Florida’s Board of Education also adopted five rules targeting LGBT+ students, including punishing transgender students and staff who use restrooms that align with their gender and add barriers to students who want their names and pronouns respected in and out of the classroom.
LGBT+ advocates have accused the board and the governor’s administration of weaponizing state agencies to implement the DeSantis agenda as he mounts a national campaign, fuelled in part by what opponents have called “Don’t Say Gay” legislation adopted by several other states.
That bill, which Mr DeSantis signed into law in 2022 and expanded earlier this year, has sparked fears that its broad scope could be used to effectively block discussion of LGBT+ people, history and events from state schools, and threaten schools with potential lawsuits over perceived violations.

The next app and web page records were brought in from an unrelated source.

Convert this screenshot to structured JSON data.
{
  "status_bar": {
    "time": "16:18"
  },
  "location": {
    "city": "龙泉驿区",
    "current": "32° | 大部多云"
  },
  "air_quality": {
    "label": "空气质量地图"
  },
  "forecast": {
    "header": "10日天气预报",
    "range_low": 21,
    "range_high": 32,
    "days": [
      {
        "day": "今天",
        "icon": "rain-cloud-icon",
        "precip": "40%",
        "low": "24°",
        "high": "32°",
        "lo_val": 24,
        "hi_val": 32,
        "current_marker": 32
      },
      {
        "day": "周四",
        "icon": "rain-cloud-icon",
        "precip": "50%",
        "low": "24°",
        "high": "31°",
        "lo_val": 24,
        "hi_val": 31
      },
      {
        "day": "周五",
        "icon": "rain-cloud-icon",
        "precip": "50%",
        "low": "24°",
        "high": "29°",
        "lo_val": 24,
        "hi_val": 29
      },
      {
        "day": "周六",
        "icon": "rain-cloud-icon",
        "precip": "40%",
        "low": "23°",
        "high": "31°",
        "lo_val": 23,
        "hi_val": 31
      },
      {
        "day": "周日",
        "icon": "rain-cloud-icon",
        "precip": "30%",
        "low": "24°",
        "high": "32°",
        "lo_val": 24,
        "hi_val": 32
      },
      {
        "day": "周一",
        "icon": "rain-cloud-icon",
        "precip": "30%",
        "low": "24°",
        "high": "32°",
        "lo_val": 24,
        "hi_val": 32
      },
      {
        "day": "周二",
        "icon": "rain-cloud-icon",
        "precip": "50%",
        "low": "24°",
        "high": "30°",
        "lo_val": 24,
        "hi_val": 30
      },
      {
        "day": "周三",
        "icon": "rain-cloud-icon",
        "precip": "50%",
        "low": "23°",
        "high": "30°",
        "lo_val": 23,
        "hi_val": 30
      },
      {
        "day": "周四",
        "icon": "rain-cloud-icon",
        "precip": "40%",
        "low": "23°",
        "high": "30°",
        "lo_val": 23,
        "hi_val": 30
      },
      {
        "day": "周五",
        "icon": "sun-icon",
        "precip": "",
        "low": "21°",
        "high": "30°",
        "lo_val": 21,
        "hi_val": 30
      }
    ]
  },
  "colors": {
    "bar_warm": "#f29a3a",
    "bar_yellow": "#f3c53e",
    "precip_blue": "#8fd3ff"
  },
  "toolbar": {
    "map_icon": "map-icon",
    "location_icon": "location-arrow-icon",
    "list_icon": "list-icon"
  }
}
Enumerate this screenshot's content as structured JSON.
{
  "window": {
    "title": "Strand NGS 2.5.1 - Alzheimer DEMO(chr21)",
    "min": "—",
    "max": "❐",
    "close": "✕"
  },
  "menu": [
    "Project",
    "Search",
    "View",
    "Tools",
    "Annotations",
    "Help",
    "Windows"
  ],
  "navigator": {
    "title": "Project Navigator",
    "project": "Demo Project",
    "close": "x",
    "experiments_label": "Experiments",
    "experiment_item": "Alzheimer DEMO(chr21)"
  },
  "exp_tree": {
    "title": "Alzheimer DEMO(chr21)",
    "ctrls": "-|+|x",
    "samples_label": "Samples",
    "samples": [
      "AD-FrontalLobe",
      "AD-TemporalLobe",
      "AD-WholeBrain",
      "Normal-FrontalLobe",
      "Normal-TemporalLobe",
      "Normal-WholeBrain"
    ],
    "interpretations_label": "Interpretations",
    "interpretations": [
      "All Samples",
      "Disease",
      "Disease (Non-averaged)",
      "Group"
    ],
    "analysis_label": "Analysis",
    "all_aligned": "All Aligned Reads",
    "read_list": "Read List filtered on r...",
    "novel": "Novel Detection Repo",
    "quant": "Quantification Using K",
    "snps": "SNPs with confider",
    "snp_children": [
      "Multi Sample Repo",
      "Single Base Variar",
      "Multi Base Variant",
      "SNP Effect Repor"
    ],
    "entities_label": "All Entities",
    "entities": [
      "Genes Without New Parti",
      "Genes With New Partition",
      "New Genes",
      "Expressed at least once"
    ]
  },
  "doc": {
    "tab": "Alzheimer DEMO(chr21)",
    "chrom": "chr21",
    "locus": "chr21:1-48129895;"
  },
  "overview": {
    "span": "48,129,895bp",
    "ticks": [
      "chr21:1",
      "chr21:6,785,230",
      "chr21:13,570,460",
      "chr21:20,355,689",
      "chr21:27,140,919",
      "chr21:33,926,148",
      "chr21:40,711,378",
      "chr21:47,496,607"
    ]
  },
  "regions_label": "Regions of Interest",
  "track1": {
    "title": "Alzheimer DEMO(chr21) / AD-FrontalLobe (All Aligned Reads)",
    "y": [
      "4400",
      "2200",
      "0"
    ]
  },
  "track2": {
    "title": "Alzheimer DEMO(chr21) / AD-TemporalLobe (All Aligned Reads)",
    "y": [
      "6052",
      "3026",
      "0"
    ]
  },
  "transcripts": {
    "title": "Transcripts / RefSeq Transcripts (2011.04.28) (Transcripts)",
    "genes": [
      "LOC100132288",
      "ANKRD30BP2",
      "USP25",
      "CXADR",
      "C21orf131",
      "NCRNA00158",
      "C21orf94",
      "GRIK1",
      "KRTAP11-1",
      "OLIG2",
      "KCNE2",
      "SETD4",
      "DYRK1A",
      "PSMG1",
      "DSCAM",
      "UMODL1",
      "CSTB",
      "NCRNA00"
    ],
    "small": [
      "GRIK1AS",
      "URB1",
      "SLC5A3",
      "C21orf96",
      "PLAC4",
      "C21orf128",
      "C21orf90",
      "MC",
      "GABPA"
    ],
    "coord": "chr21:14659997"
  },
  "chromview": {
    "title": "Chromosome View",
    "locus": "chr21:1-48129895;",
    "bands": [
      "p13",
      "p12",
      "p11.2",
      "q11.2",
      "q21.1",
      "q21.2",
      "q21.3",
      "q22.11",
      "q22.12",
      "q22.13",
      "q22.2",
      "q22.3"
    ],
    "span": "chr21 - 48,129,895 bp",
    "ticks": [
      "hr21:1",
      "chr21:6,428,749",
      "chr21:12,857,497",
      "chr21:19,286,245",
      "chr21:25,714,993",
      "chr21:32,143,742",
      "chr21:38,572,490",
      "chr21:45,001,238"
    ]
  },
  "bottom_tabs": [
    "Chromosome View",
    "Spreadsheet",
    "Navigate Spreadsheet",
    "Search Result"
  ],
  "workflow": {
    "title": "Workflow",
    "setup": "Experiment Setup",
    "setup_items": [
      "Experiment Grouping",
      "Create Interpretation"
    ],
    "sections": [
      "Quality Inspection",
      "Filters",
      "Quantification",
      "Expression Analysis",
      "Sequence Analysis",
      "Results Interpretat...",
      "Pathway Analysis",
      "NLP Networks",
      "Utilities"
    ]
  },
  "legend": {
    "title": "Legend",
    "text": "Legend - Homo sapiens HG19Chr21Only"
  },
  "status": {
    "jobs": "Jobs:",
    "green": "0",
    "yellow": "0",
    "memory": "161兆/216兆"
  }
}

“This politically motivated war on parents, students, and educators needs to stop,” said Jennifer Solomon with Equality Florida.
“Our students deserve classrooms where all families are treated with the respect they deserve and all young people are welcomed,” she said in a statement. “Let parents be parents. Let educators be educators. And stop turning our kids’ classrooms into political battlefields to score cheap points.”
The African American history curriculum advanced by the board does not fully adopt the recommendations from the African American History Task Force, which urged the board to consider “contemporary issues impacting Africans and African Americans”.
Education Commissioner Manny Diaz defended the standards as an “in-depth, deep dive into African American history, which is clearly American history as Governor DeSantis has said, and what Florida has done is expand it.”
Under the new standards, students will be taught to simply “identify” famous Black people, but it fails to add requirements for students to learn about their contributions, challenges and stories overall.
“We must do better in offering a curriculum that is both age-appropriate and truthful,” according to Democratic state Rep Dianne Hart, chair of Florida’s Legislative Black Caucus.
“Education is a critical part of an individual’s personal foundation and when you chose to build a foundation on falsehoods, lies, or by simply erasing history, you’ve laid a foundation that will ultimately fail,” she said in a statement.
A letter dated 12 January from the Florida Department of Education to the College Board, which administers AP exams, said the board is welcome to return to the agency with “lawful, historically accurate content”.